The biggest legal question may be whether Virginia's new anti-terrorism death-penalty statute passes constitutional muster. Muhammad will join 27 others on Virginia's death row, located at Sussex I State Prison in Waverly. The death chamber is in the Greensville Correctional Center in nearby Jarratt.
In Virginia, Muhammad stands little chance of sustaining endless appeals. In Florida, Gary Alvord has been on death row since 1974 for a triple murder. He is the longest-serving death-row inmate in the country.
The Death Penalty Information Center in Washington, D.C., says Virginia's death-row inmates average five years from sentence to execution. The national average among the 38 states that allow capital punishment is 10 years. “In states that regularly carry out executions, Virginia is by far the fastest,” said Richard Dieter, center director.

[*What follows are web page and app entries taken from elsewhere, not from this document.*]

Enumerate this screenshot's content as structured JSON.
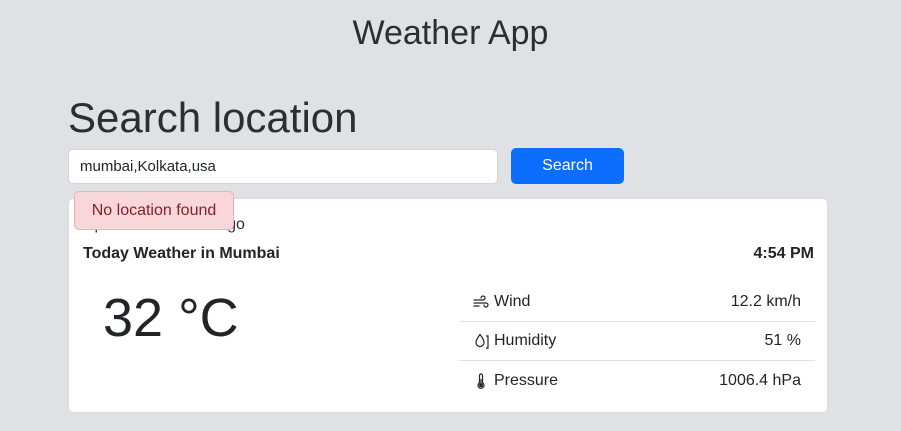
{
  "app": {
    "title": "Weather App"
  },
  "search": {
    "heading": "Search location",
    "input_value": "mumbai,Kolkata,usa",
    "button_label": "Search"
  },
  "alert": {
    "message": "No location found"
  },
  "card": {
    "updated": "Updated: 1 minute ago",
    "today_label": "Today Weather in Mumbai",
    "time": "4:54 PM",
    "temperature": "32 °C",
    "details": {
      "wind": {
        "label": "Wind",
        "value": "12.2 km/h",
        "icon": "wind-icon"
      },
      "humidity": {
        "label": "Humidity",
        "value": "51 %",
        "icon": "droplet-icon"
      },
      "pressure": {
        "label": "Pressure",
        "value": "1006.4 hPa",
        "icon": "thermometer-icon"
      }
    }
  }
}
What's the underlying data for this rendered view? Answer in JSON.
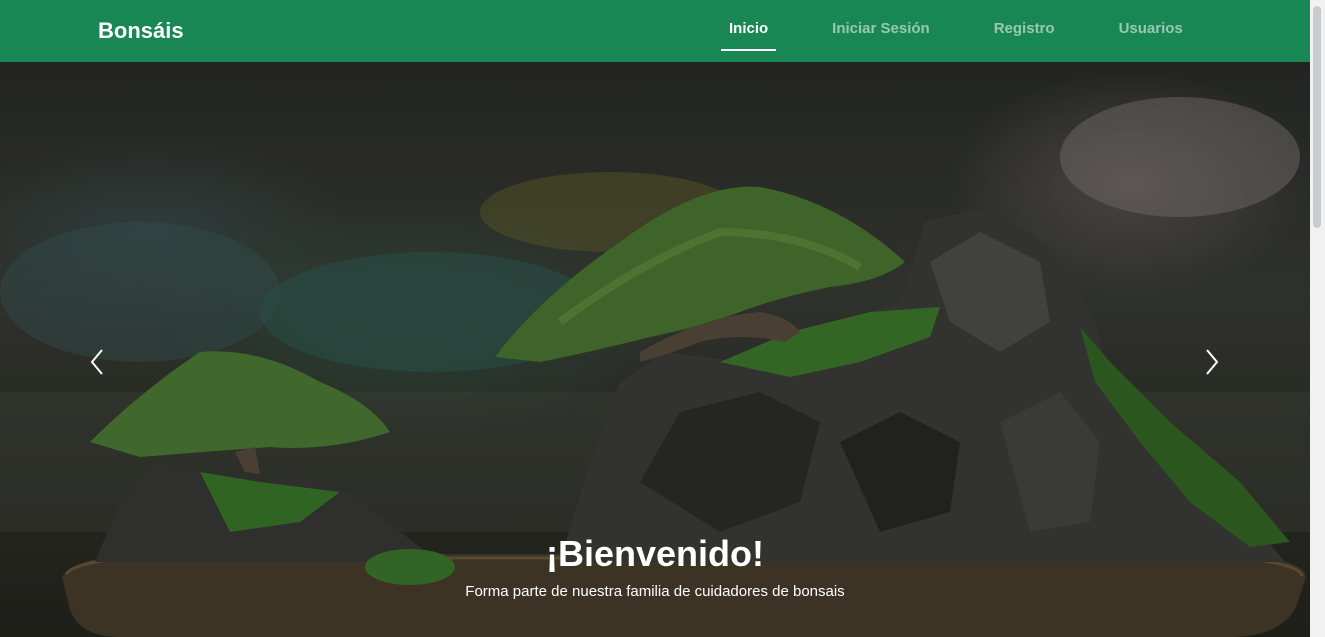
{
  "navbar": {
    "brand": "Bonsáis",
    "links": [
      {
        "label": "Inicio",
        "active": true
      },
      {
        "label": "Iniciar Sesión",
        "active": false
      },
      {
        "label": "Registro",
        "active": false
      },
      {
        "label": "Usuarios",
        "active": false
      }
    ]
  },
  "carousel": {
    "title": "¡Bienvenido!",
    "text": "Forma parte de nuestra familia de cuidadores de bonsais",
    "prev_icon": "chevron-left-icon",
    "next_icon": "chevron-right-icon"
  },
  "colors": {
    "navbar_bg": "#198754",
    "nav_active": "#ffffff",
    "nav_inactive": "rgba(255,255,255,0.55)"
  }
}
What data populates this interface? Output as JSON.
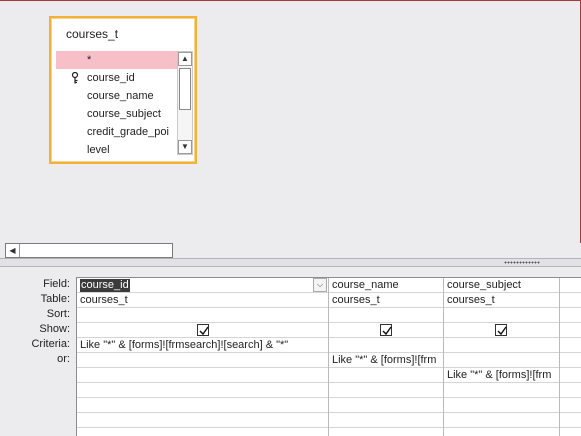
{
  "table": {
    "title": "courses_t",
    "fields": [
      "*",
      "course_id",
      "course_name",
      "course_subject",
      "credit_grade_poi",
      "level"
    ],
    "key_field_index": 1,
    "selected_field_index": 0
  },
  "grid": {
    "row_labels": [
      "Field:",
      "Table:",
      "Sort:",
      "Show:",
      "Criteria:",
      "or:"
    ],
    "columns": [
      {
        "field": "course_id",
        "table": "courses_t",
        "sort": "",
        "show": true,
        "criteria": "Like \"*\" & [forms]![frmsearch]![search] & \"*\"",
        "or": "",
        "or2": ""
      },
      {
        "field": "course_name",
        "table": "courses_t",
        "sort": "",
        "show": true,
        "criteria": "",
        "or": "Like \"*\" & [forms]![frm",
        "or2": ""
      },
      {
        "field": "course_subject",
        "table": "courses_t",
        "sort": "",
        "show": true,
        "criteria": "",
        "or": "",
        "or2": "Like \"*\" & [forms]![frm"
      }
    ]
  },
  "colors": {
    "table_border": "#f2b137",
    "selected_field_bg": "#f7bfc7",
    "pane_bg": "#ececef"
  }
}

The Richmond Times-Dispatch says Muhammad could be executed in three to four years, if the case proceeds smoothly through state and federal courts without setbacks that can add years or that Muhammad does not abandon his appeals, as some on death row do, shortening the process.
His chances of a successful appeal, based on history, are slim. Of 136 death sentences imposed in Virginia courts from 1977 to 2001, 61 percent have been carried out – a rate nearly twice as high as the next nearest state, the Times-Dispatch says.
The Virginian Pilot reports that The Virginia Supreme Court reverses fewer death cases than any other state appeals court in the country, said a recent study by Columbia University. Defendants are stymied by strict rules that prohibit excessive delays and the introduction of new evidence other than DNA.
Assuming that the judge in the Muhammad case upholds the death sentence, the Virginia Supreme Court reviews all death sentences, including the trial judge's evidentiary rulings and jury instructions. Under a subsequent habeas corpus review, the Virginia Supreme Court gets the case again and reviews constitutional issues, such as the state's new anti-terrorism death-penalty law.
In a third stage, a federal habeas corpus case, a federal judge in Norfolk will hear arguments about constitutional issues. That decision is reviewed by the 4th U.S. Circuit Court of Appeals in Richmond and then again by the U.S. Supreme Court.
The next inmate scheduled to be executed in Virginia is James E. Reid, who was sentenced to die for a 1996 murder and attempted rape. His date is Dec. 18.